I was intrigued by the sight of blue water bottles lined up in front of many houses and small shops as I traveled to Cheutiel Phlous Krom village, Kanchor commune, Chhlong district, Kraite Province in Cambodia. This little town is located on the banks of the majestic Mekong River. These bottles are kept to be refilled with clean drinking water from the water purification plant established in the village, a team member informed me. The plant is managed and operated by the village women who look after the business with some support from the Commune Council.
Today leading international experts on climate change, the IPCC, presented their latest report on the impacts of climate change on humanity, and what we can do about it. It’s a lengthy report, so we’ve shrunk it down to Oxfam’s five key takeaways on climate change and hunger.
“We stood on the highway and stopped vehicles to collect money for the establishment of our village health post. Men in the village ridiculed us when we sought their support for the health post building”. Narbada Oli explained to me. She is a women’s group member of Chhinchu village in Surkhet district of Nepal. Men in the village challenged us that if we were an empowered women’s group then why we couldn’t mobilise resources for the health post.
There was a heavy downpour in Tacloban when Oxfam just started its hygiene kit distribution. There were around 500 people who had had been identified and given prior tokens for distribution. Unlike in rural areas where often there are public place like school campuses etc to deliver aid, the relief operations are complex in areas like Tacloban city which are heavily populated.

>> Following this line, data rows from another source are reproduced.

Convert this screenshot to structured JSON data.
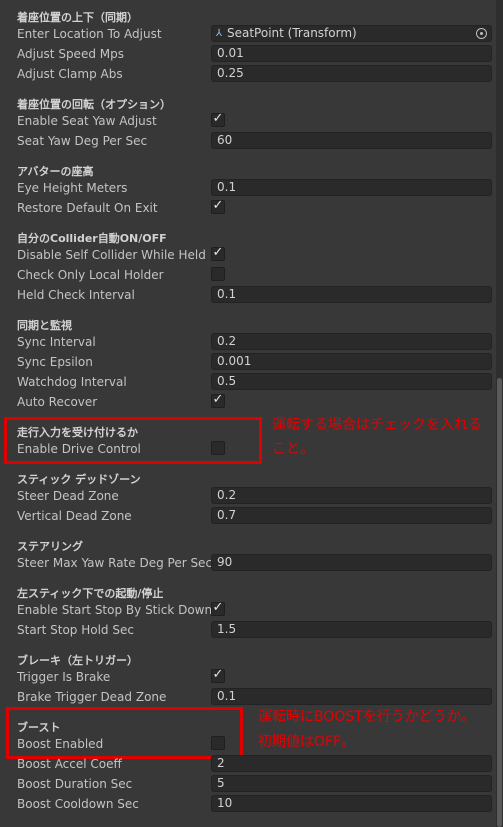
{
  "sections": {
    "seat_position": "着座位置の上下（同期）",
    "seat_rotation": "着座位置の回転（オプション）",
    "avatar_height": "アバターの座高",
    "collider": "自分のCollider自動ON/OFF",
    "sync": "同期と監視",
    "drive_input": "走行入力を受け付けるか",
    "stick_deadzone": "スティック デッドゾーン",
    "steering": "ステアリング",
    "stick_start_stop": "左スティック下での起動/停止",
    "brake": "ブレーキ（左トリガー）",
    "boost": "ブースト"
  },
  "fields": {
    "enter_location": {
      "label": "Enter Location To Adjust",
      "value": "SeatPoint (Transform)",
      "icon": "transform-icon"
    },
    "adjust_speed": {
      "label": "Adjust Speed Mps",
      "value": "0.01"
    },
    "adjust_clamp": {
      "label": "Adjust Clamp Abs",
      "value": "0.25"
    },
    "enable_seat_yaw": {
      "label": "Enable Seat Yaw Adjust",
      "checked": true
    },
    "seat_yaw_deg": {
      "label": "Seat Yaw Deg Per Sec",
      "value": "60"
    },
    "eye_height": {
      "label": "Eye Height Meters",
      "value": "0.1"
    },
    "restore_default": {
      "label": "Restore Default On Exit",
      "checked": true
    },
    "disable_self_collider": {
      "label": "Disable Self Collider While Held",
      "checked": true
    },
    "check_only_local": {
      "label": "Check Only Local Holder",
      "checked": false
    },
    "held_check_interval": {
      "label": "Held Check Interval",
      "value": "0.1"
    },
    "sync_interval": {
      "label": "Sync Interval",
      "value": "0.2"
    },
    "sync_epsilon": {
      "label": "Sync Epsilon",
      "value": "0.001"
    },
    "watchdog_interval": {
      "label": "Watchdog Interval",
      "value": "0.5"
    },
    "auto_recover": {
      "label": "Auto Recover",
      "checked": true
    },
    "enable_drive": {
      "label": "Enable Drive Control",
      "checked": false
    },
    "steer_dead_zone": {
      "label": "Steer Dead Zone",
      "value": "0.2"
    },
    "vertical_dead_zone": {
      "label": "Vertical Dead Zone",
      "value": "0.7"
    },
    "steer_max_yaw": {
      "label": "Steer Max Yaw Rate Deg Per Sec",
      "value": "90"
    },
    "enable_start_stop": {
      "label": "Enable Start Stop By Stick Down",
      "checked": true
    },
    "start_stop_hold": {
      "label": "Start Stop Hold Sec",
      "value": "1.5"
    },
    "trigger_is_brake": {
      "label": "Trigger Is Brake",
      "checked": true
    },
    "brake_dead_zone": {
      "label": "Brake Trigger Dead Zone",
      "value": "0.1"
    },
    "boost_enabled": {
      "label": "Boost Enabled",
      "checked": false
    },
    "boost_accel": {
      "label": "Boost Accel Coeff",
      "value": "2"
    },
    "boost_duration": {
      "label": "Boost Duration Sec",
      "value": "5"
    },
    "boost_cooldown": {
      "label": "Boost Cooldown Sec",
      "value": "10"
    }
  },
  "annotations": {
    "drive_line1": "運転する場合はチェックを入れる",
    "drive_line2": "こと。",
    "boost_line1": "運転時にBOOSTを行うかどうか。",
    "boost_line2": "初期値はOFF。"
  },
  "colors": {
    "background": "#383838",
    "field_bg": "#2a2a2a",
    "highlight_red": "#e10000"
  }
}
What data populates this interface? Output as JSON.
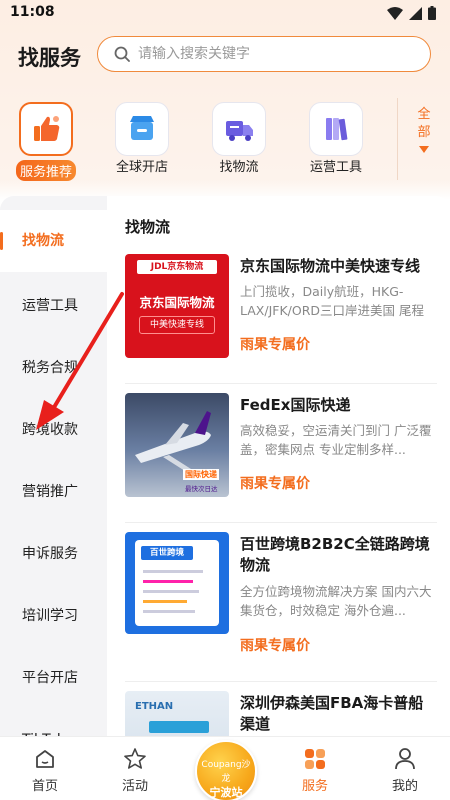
{
  "status_bar": {
    "time": "11:08"
  },
  "header": {
    "title": "找服务",
    "search_placeholder": "请输入搜索关键字"
  },
  "categories": [
    {
      "label": "服务推荐",
      "icon": "thumbs-up-icon",
      "active": true
    },
    {
      "label": "全球开店",
      "icon": "store-icon"
    },
    {
      "label": "找物流",
      "icon": "truck-icon"
    },
    {
      "label": "运营工具",
      "icon": "books-icon"
    }
  ],
  "all_button": {
    "line1": "全",
    "line2": "部"
  },
  "sidebar": {
    "items": [
      {
        "label": "找物流",
        "active": true
      },
      {
        "label": "运营工具"
      },
      {
        "label": "税务合规"
      },
      {
        "label": "跨境收款"
      },
      {
        "label": "营销推广"
      },
      {
        "label": "申诉服务"
      },
      {
        "label": "培训学习"
      },
      {
        "label": "平台开店"
      },
      {
        "label": "TikTok"
      }
    ]
  },
  "section": {
    "title": "找物流"
  },
  "cards": [
    {
      "title": "京东国际物流中美快速专线",
      "desc": "上门揽收，Daily航班，HKG-LAX/JFK/ORD三口岸进美国 尾程预...",
      "tag": "雨果专属价",
      "thumb": {
        "logo": "JDL京东物流",
        "headline": "京东国际物流",
        "sub": "中美快速专线"
      }
    },
    {
      "title": "FedEx国际快递",
      "desc": "高效稳妥，空运清关门到门 广泛覆盖，密集网点 专业定制多样...",
      "tag": "雨果专属价",
      "thumb": {
        "badge": "国际快递",
        "sub": "最快次日达"
      }
    },
    {
      "title": "百世跨境B2B2C全链路跨境物流",
      "desc": "全方位跨境物流解决方案 国内六大集货仓，时效稳定 海外仓遍...",
      "tag": "雨果专属价",
      "thumb": {
        "headline": "百世跨境"
      }
    },
    {
      "title": "深圳伊森美国FBA海卡普船渠道",
      "desc": "",
      "tag": "",
      "thumb": {
        "logo": "ETHAN"
      }
    }
  ],
  "tabbar": {
    "items": [
      {
        "label": "首页",
        "icon": "home-icon"
      },
      {
        "label": "活动",
        "icon": "star-icon"
      },
      {
        "label": "服务",
        "icon": "grid-icon",
        "active": true
      },
      {
        "label": "我的",
        "icon": "user-icon"
      }
    ],
    "center": {
      "line1": "Coupang沙龙",
      "line2": "宁波站"
    }
  },
  "colors": {
    "accent": "#f36d1e",
    "search_border": "#f08a3c",
    "sidebar_bg": "#f4f4f6"
  }
}
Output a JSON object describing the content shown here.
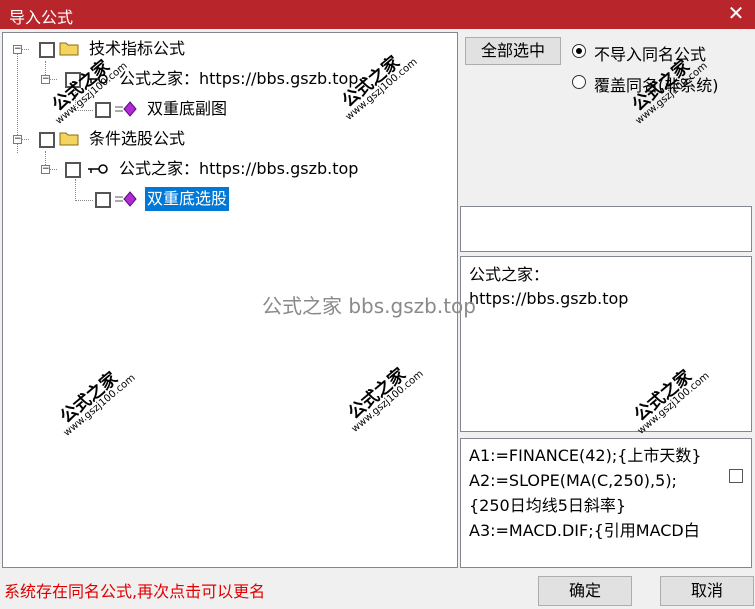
{
  "window": {
    "title": "导入公式",
    "close_glyph": "✕"
  },
  "tree": {
    "nodes": [
      {
        "label": "技术指标公式",
        "icon": "folder-icon"
      },
      {
        "label": "公式之家：https://bbs.gszb.top",
        "icon": "key-icon"
      },
      {
        "label": "双重底副图",
        "icon": "formula-gem-icon"
      },
      {
        "label": "条件选股公式",
        "icon": "folder-icon"
      },
      {
        "label": "公式之家：https://bbs.gszb.top",
        "icon": "key-icon"
      },
      {
        "label": "双重底选股",
        "icon": "formula-gem-icon",
        "selected": true
      }
    ]
  },
  "options": {
    "select_all_label": "全部选中",
    "radio_no_import": "不导入同名公式",
    "radio_overwrite": "覆盖同名(非系统)",
    "selected_radio": "no_import"
  },
  "info": {
    "line1": "公式之家：",
    "line2": "https://bbs.gszb.top"
  },
  "code": {
    "lines": [
      "A1:=FINANCE(42);{上市天数}",
      "A2:=SLOPE(MA(C,250),5);",
      "{250日均线5日斜率}",
      "A3:=MACD.DIF;{引用MACD白"
    ]
  },
  "status_text": "系统存在同名公式,再次点击可以更名",
  "buttons": {
    "ok": "确定",
    "cancel": "取消"
  },
  "watermark": {
    "center": "公式之家 bbs.gszb.top",
    "stamp_big": "公式之家",
    "stamp_small": "www.gszj100.com"
  }
}
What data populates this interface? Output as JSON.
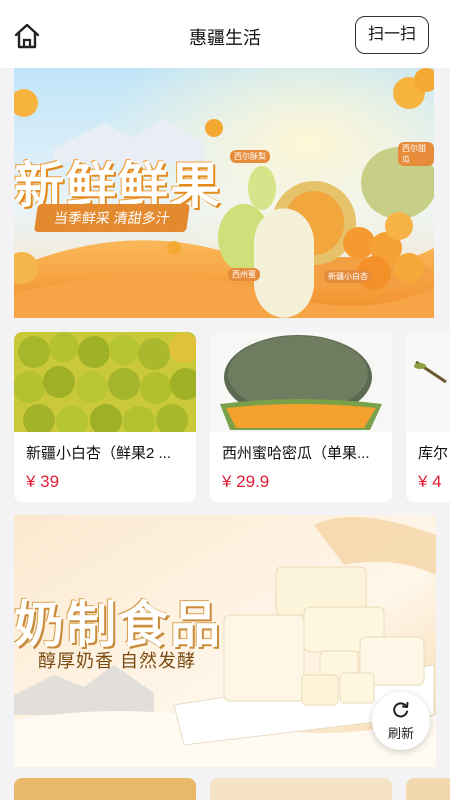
{
  "header": {
    "title": "惠疆生活",
    "scan_label": "扫一扫",
    "home_icon": "home-icon"
  },
  "banner1": {
    "title": "新鲜鲜果",
    "subtitle": "当季鲜采 清甜多汁",
    "tags": [
      "西尔酥梨",
      "西尔甜瓜",
      "西州蜜",
      "新疆小白杏"
    ]
  },
  "products": [
    {
      "name": "新疆小白杏（鲜果2 ...",
      "price": "¥ 39"
    },
    {
      "name": "西州蜜哈密瓜（单果...",
      "price": "¥ 29.9"
    },
    {
      "name": "库尔",
      "price": "¥ 4"
    }
  ],
  "banner2": {
    "title": "奶制食品",
    "subtitle": "醇厚奶香 自然发酵"
  },
  "refresh": {
    "label": "刷新",
    "icon": "refresh-icon"
  },
  "colors": {
    "price": "#e0203a",
    "accent": "#e38a2f"
  }
}
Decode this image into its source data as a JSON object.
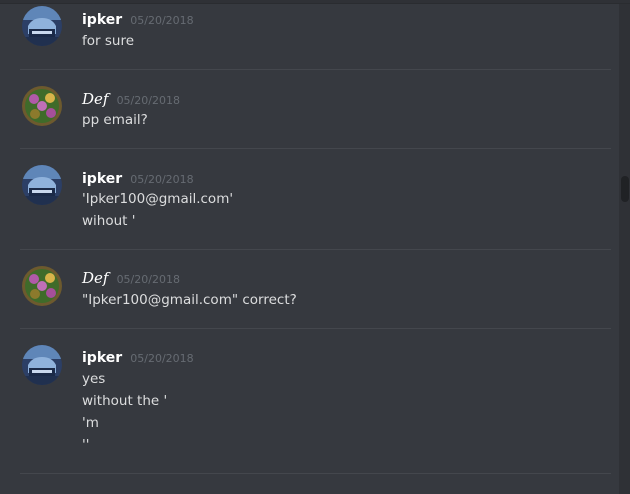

The relief truck was parked on the side of a busy road. There were community volunteers who managed the traffic and made sure that there was enough space for distribution. I checked with one of my colleagues whether we needed to stop the distribution for a while. “Rain or sunshine we will continue the distribution. Once it’s started we will not stop. The communities will cooperate with us.” He quipped. In that heavy rain, people queued up patiently as the Oxfam staff / volunteers continued the distribution. In a matter of one hour, they finished the distribution. My colleague was right. I was amazed by the perseverance and understanding of both the communities and staff.
This was my second visit to Typhoon ravaged areas just before Christmas. My previous visit was to the northern part of Cebu province and Bantayan Island. As soon as I landed at the Tacloban airport, I could witness the extent of the devastation. With the tireless work of airport authorities and airline staff, commercial flights were operational. Roads had been cleared of debris and markets had revived. A major mall just reopened. Electricity and water supply had been restored. More »